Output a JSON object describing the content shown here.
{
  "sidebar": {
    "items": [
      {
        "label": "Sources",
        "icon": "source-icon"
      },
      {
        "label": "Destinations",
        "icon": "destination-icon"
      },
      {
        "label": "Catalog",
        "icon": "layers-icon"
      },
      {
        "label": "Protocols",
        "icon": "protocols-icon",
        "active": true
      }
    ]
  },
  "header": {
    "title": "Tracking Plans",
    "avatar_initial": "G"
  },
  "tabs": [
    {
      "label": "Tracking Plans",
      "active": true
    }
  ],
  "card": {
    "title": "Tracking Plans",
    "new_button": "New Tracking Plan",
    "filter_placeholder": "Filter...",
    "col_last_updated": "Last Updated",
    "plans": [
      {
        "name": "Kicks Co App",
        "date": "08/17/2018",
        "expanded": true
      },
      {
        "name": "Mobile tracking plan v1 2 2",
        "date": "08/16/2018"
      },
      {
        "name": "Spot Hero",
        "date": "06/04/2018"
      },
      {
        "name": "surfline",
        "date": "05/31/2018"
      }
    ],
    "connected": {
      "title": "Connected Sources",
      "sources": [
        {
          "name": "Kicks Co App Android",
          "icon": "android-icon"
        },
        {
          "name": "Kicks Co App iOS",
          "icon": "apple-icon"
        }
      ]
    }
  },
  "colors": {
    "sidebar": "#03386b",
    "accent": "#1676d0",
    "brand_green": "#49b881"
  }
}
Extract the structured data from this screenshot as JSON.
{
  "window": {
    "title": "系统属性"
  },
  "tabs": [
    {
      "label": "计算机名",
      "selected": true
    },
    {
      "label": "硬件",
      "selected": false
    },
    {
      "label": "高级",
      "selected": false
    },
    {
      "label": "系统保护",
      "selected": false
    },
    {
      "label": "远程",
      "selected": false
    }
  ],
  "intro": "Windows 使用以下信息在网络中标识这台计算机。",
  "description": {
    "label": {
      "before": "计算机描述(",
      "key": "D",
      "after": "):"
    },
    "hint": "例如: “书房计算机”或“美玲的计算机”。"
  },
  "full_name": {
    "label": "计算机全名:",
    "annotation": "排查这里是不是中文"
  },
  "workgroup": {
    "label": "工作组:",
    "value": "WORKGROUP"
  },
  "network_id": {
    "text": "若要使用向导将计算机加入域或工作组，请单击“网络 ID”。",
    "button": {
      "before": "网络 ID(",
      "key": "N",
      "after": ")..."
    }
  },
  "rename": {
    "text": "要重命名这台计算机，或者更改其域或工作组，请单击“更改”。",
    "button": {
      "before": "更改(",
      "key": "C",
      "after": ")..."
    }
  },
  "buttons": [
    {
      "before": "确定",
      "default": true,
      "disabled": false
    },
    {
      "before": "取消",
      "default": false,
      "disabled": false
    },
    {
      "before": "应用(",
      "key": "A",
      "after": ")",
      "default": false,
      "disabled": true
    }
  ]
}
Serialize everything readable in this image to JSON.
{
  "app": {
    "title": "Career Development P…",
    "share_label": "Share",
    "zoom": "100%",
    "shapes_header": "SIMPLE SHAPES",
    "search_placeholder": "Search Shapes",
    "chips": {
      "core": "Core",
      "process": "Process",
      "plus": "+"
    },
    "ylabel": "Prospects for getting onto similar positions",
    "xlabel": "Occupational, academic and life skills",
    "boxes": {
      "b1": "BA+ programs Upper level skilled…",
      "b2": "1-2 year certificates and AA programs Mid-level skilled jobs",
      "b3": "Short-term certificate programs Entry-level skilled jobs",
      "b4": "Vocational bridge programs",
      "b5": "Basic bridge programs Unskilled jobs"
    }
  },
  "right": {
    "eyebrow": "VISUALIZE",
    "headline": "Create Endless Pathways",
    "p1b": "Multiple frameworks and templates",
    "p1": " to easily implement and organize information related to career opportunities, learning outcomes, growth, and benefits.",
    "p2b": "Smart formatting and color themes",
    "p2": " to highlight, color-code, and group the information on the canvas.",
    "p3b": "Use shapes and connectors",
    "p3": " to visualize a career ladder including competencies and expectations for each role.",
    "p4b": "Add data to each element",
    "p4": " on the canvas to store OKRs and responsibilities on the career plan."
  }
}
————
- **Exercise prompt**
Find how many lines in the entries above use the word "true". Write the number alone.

- **Written response**
6